---|---|

Wire Conductor | |

Resistor | |

Battery |

## Parallel-Circuits

A parallel circuit has two or more components connected across each other. Since this allows the current to flow along multiple paths, the current value will often be different on each branch. On the other hand, the applied voltage will be the same across all parallel branches of the circuit.

Figure 2 above shows a parallel circuit. The current leaving the negative terminal of the battery divides with some current passing through the *R _{1}* branch and some passing through the

*R*branch of the circuit before returning to the positive terminal of the battery.
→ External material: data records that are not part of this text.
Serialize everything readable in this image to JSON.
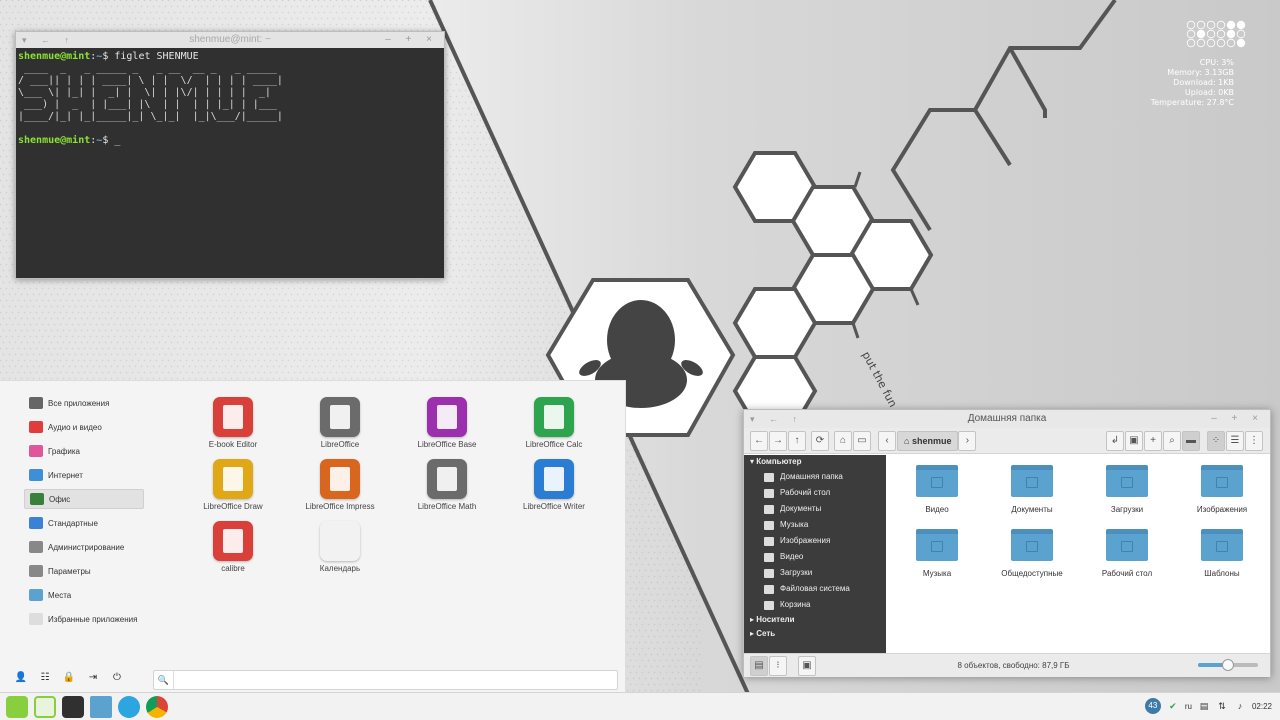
{
  "colors": {
    "accent": "#5ca2cf",
    "mint": "#87cf3e",
    "terminal_bg": "#303030",
    "sidebar_bg": "#3c3c3c"
  },
  "wallpaper": {
    "slogan": "put the fun"
  },
  "conky": {
    "cpu": "CPU: 3%",
    "memory": "Memory: 3.13GB",
    "download": "Download: 1KB",
    "upload": "Upload: 0KB",
    "temperature": "Temperature: 27.8°C"
  },
  "terminal": {
    "title": "shenmue@mint: ~",
    "user": "shenmue@mint",
    "path": "~",
    "symbol": "$",
    "command": "figlet SHENMUE",
    "ascii": [
      " ____  _   _ _____ _   _ __  __ _   _ _____ ",
      "/ ___|| | | | ____| \\ | |  \\/  | | | | ____|",
      "\\___ \\| |_| |  _| |  \\| | |\\/| | | | |  _|  ",
      " ___) |  _  | |___| |\\  | |  | | |_| | |___ ",
      "|____/|_| |_|_____|_| \\_|_|  |_|\\___/|_____|"
    ],
    "cursor": "_"
  },
  "menu": {
    "categories": [
      {
        "label": "Все приложения",
        "icon": "monitor-icon",
        "color": "#666"
      },
      {
        "label": "Аудио и видео",
        "icon": "play-icon",
        "color": "#e23b3b"
      },
      {
        "label": "Графика",
        "icon": "palette-icon",
        "color": "#e0569b"
      },
      {
        "label": "Интернет",
        "icon": "cloud-icon",
        "color": "#3d8fd6"
      },
      {
        "label": "Офис",
        "icon": "office-icon",
        "color": "#3a7f3a"
      },
      {
        "label": "Стандартные",
        "icon": "scissors-icon",
        "color": "#3b82d6"
      },
      {
        "label": "Администрирование",
        "icon": "admin-icon",
        "color": "#888"
      },
      {
        "label": "Параметры",
        "icon": "settings-icon",
        "color": "#888"
      },
      {
        "label": "Места",
        "icon": "folder-icon",
        "color": "#5ca2cf"
      },
      {
        "label": "Избранные приложения",
        "icon": "star-icon",
        "color": "#ddd"
      }
    ],
    "active_category": "Офис",
    "apps": [
      {
        "label": "E-book Editor",
        "color": "#d9403a"
      },
      {
        "label": "LibreOffice",
        "color": "#6b6b6b"
      },
      {
        "label": "LibreOffice Base",
        "color": "#9b2fae"
      },
      {
        "label": "LibreOffice Calc",
        "color": "#2ea44f"
      },
      {
        "label": "LibreOffice Draw",
        "color": "#e0a817"
      },
      {
        "label": "LibreOffice Impress",
        "color": "#d9661e"
      },
      {
        "label": "LibreOffice Math",
        "color": "#6b6b6b"
      },
      {
        "label": "LibreOffice Writer",
        "color": "#2b7cd3"
      },
      {
        "label": "calibre",
        "color": "#d9403a"
      },
      {
        "label": "Календарь",
        "color": "#f2f2f2"
      }
    ],
    "search": {
      "value": "",
      "placeholder": ""
    }
  },
  "filemanager": {
    "title": "Домашняя папка",
    "location": "shenmue",
    "sections": [
      {
        "label": "Компьютер",
        "items": [
          "Домашняя папка",
          "Рабочий стол",
          "Документы",
          "Музыка",
          "Изображения",
          "Видео",
          "Загрузки",
          "Файловая система",
          "Корзина"
        ]
      },
      {
        "label": "Носители",
        "items": []
      },
      {
        "label": "Сеть",
        "items": []
      }
    ],
    "folders": [
      {
        "label": "Видео",
        "icon": "video-folder-icon"
      },
      {
        "label": "Документы",
        "icon": "documents-folder-icon"
      },
      {
        "label": "Загрузки",
        "icon": "downloads-folder-icon"
      },
      {
        "label": "Изображения",
        "icon": "pictures-folder-icon"
      },
      {
        "label": "Музыка",
        "icon": "music-folder-icon"
      },
      {
        "label": "Общедоступные",
        "icon": "share-folder-icon"
      },
      {
        "label": "Рабочий стол",
        "icon": "desktop-folder-icon"
      },
      {
        "label": "Шаблоны",
        "icon": "templates-folder-icon"
      }
    ],
    "status": "8 объектов, свободно: 87,9 ГБ",
    "zoom_level": 0.5
  },
  "taskbar": {
    "apps": [
      "mint-menu-icon",
      "show-desktop-icon",
      "terminal-icon",
      "files-icon",
      "telegram-icon",
      "chrome-icon"
    ],
    "updates_badge": "43",
    "language": "ru",
    "clock": "02:22"
  }
}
Knowing the values for

_{2}*R*and

_{1}*R*plus knowing there is a 30 volt drop across both resistors allows you to calculate the current passing through each resistor using Ohm's Law.

_{2}`I _{1}` =

`V`/

`R`= (30 volts)/(5Ω) = 6 amperes

_{1}`I _{2}` =

`V`/

`R`= (30 volts)/(10Ω) = 3 amperes

_{2}The total equivalent resistance of `N` number of resistors in parallel can be calculated using the following formula:

`1/`

+ … + 1/`R _{total}` = 1/

`R`+ 1/

_{1}`R`+ 1/

_{2}`R`

_{3}`R`

_{N}When there are only two resistors in parallel, there is a simpler formula to determine the equivalent resistance:

In the case of figure 2, the equivalent resistance of the circuit would be:

`1/`

or `R _{total}` = 1/

`R`+ 1/

_{1}`R`= 1/(5 Ω) + 1/(10 Ω) = 3/(10 Ω)

_{2}`R`_{total} = 3⅓ ohms

Having the total voltage and now the total equivalent resistance, you can calculate the total current using Ohm's Law:

which is equal to the sum of the two current drops, `I _{total}` =

`V`/

`R`= (30 volts) / (3⅓ ohms) = 9 amperes

_{total}`I`and

_{1}`I`. How about that?

_{2}